Alan Canfora, who was shot in the right wrist, that day has an audio recording of the shootings 37 years ago at Kent State University which includes the voices of Ohio National Guard leaders ordering troops to fire into a crowd of students.
When played for the press (NYT report) on May 1st it was possible to faintly hear someone shout “Point!” Through grainy static and the high-pitched calls of protesters. Mr. Canfora said the full command is recorded on the tape, with multiple voices shouting “Right here!” “Get Set!” Point!” and “Fire!” Those words, however, were difficult to discern when he played the recording. A 13-second volley of gunfire follows, during which four students were killed and nine were wounded.
The audiotape of the shooting was recorded on a reel-to-reel machine by Terry Strubbe, a Kent State student whose dorm room overlooked the demonstrations, said Joe Bendo, Mr. Strubbe’s friend and spokesman.
The copy obtained by Mr. Canfora came from the Yale University Library, which received it in 1989 as part of a large donation of materials from David E. Engdahl, a lawyer who represented the shooting victims in a civil lawsuit in the late 1970s. Mr. Canfora discovered the tape in the Yale archives a few months ago, he said, while researching a book.

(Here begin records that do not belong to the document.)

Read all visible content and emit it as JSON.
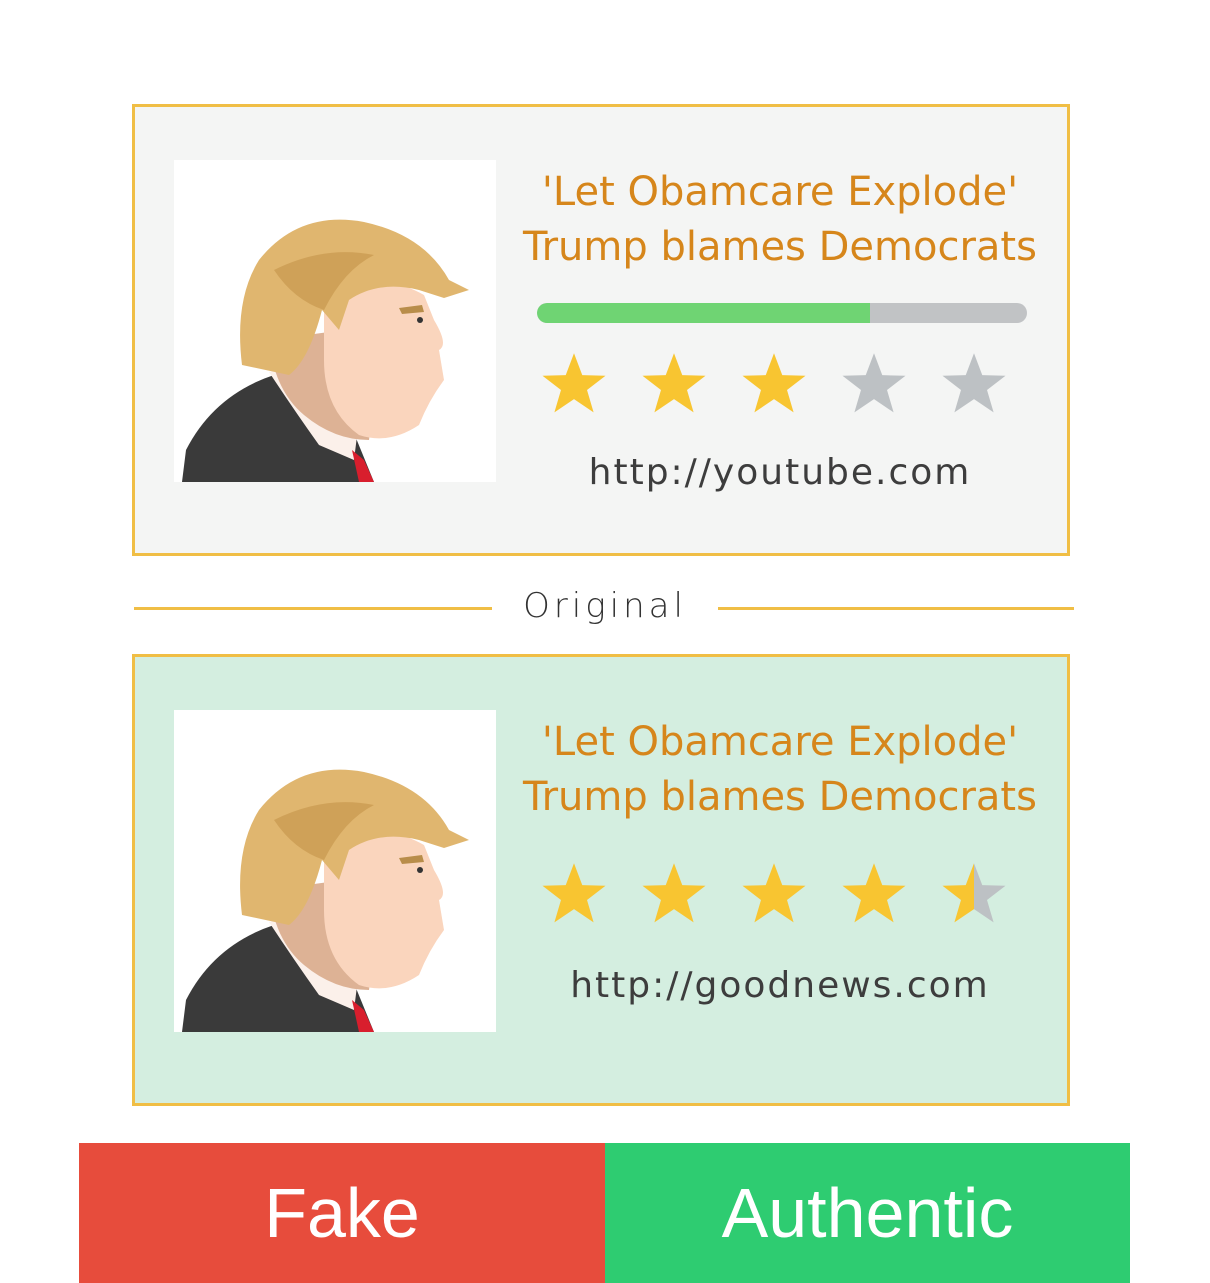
{
  "colors": {
    "border": "#f0be45",
    "headline": "#d6861b",
    "star_filled": "#f8c531",
    "star_empty": "#bdc1c4",
    "progress_fill": "#6fd473",
    "progress_track": "#c1c3c5",
    "fake": "#e74c3c",
    "authentic": "#2ecc71",
    "card_top_bg": "#f4f5f4",
    "card_bottom_bg": "#d4eee0"
  },
  "top_card": {
    "headline_line1": "'Let Obamcare Explode'",
    "headline_line2": "Trump blames Democrats",
    "credibility_fraction": 0.68,
    "star_rating": 3,
    "star_max": 5,
    "source": "http://youtube.com"
  },
  "divider": {
    "label": "Original"
  },
  "bottom_card": {
    "headline_line1": "'Let Obamcare Explode'",
    "headline_line2": "Trump blames Democrats",
    "star_rating": 4.5,
    "star_max": 5,
    "source": "http://goodnews.com"
  },
  "buttons": {
    "fake_label": "Fake",
    "authentic_label": "Authentic"
  },
  "icons": {
    "thumbnail": "cartoon-portrait-illustration",
    "star": "star-icon"
  }
}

“It was very precise. They all turned in unison,” said Jerry M. Lewis, professor emeritus of sociology, who witnessed the shooting, wrote a book and taught a class on the events. “That’s why we’ve argued for years that there was an order or a signal to fire.”
At 5:30 p.m. May 4th in the Resource Room, located on the first floor of the University Library, students will have the opportunity to meet some of those wounded in the attack, such as Alan Canfora, Tom Grace and Joe Lewis.

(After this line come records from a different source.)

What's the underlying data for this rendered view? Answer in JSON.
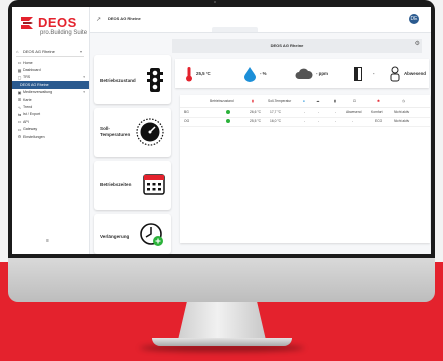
{
  "header": {
    "page_title": "DEOS AG Rheine",
    "user_initials": "DE"
  },
  "brand": {
    "name": "DEOS",
    "tagline": "pro.Building Suite",
    "color": "#e4222d"
  },
  "sidebar": {
    "site_selector": "DEOS AG Rheine",
    "items": [
      {
        "label": "Home",
        "icon": "home-icon"
      },
      {
        "label": "Dashboard",
        "icon": "dashboard-icon"
      },
      {
        "label": "TRS",
        "icon": "folder-icon"
      },
      {
        "label": "DEOS AG Rheine",
        "icon": "",
        "active": true
      },
      {
        "label": "Medienverwaltung",
        "icon": "media-icon"
      },
      {
        "label": "Karte",
        "icon": "map-icon"
      },
      {
        "label": "Trend",
        "icon": "trend-icon"
      },
      {
        "label": "Ist / Export",
        "icon": "export-icon"
      },
      {
        "label": "API",
        "icon": "api-icon"
      },
      {
        "label": "Gateway",
        "icon": "gateway-icon"
      },
      {
        "label": "Einstellungen",
        "icon": "settings-icon"
      }
    ]
  },
  "room": {
    "title": "DEOS AG Rheine"
  },
  "cards": [
    {
      "label": "Betriebszustand",
      "icon": "traffic-light-icon"
    },
    {
      "label": "Soll-Temperaturen",
      "icon": "thermostat-dial-icon"
    },
    {
      "label": "Betriebszeiten",
      "icon": "calendar-icon"
    },
    {
      "label": "Verlängerung",
      "icon": "clock-extend-icon"
    }
  ],
  "metrics": [
    {
      "icon": "thermometer-icon",
      "value": "25,5 °C"
    },
    {
      "icon": "humidity-icon",
      "value": "- %"
    },
    {
      "icon": "co2-icon",
      "value": "- ppm"
    },
    {
      "icon": "window-icon",
      "value": "-"
    },
    {
      "icon": "presence-icon",
      "value": "Abwesend"
    }
  ],
  "table": {
    "headers": [
      "",
      "Betriebszustand",
      "",
      "Soll-Temperatur",
      "",
      "",
      "",
      "",
      "",
      ""
    ],
    "rows": [
      [
        "BG",
        "",
        "26,6 °C",
        "17,7 °C",
        "-",
        "-",
        "-",
        "Abwesend",
        "Komfort",
        "Nicht aktiv"
      ],
      [
        "OG",
        "",
        "25,5 °C",
        "16,0 °C",
        "-",
        "-",
        "-",
        "-",
        "ECO",
        "Nicht aktiv"
      ]
    ]
  },
  "colors": {
    "nav_active": "#2a5a8f",
    "status_ok": "#2bb23a",
    "background_red": "#e4222d"
  }
}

A candlelight drum circle will take place at the May 4 Memorial at 10 p.m., and at 11 p.m., participants will gather at the Victory Bell candlelight march.
Full detail of all events arranged over 2 days here in Cleveland Plain Dealer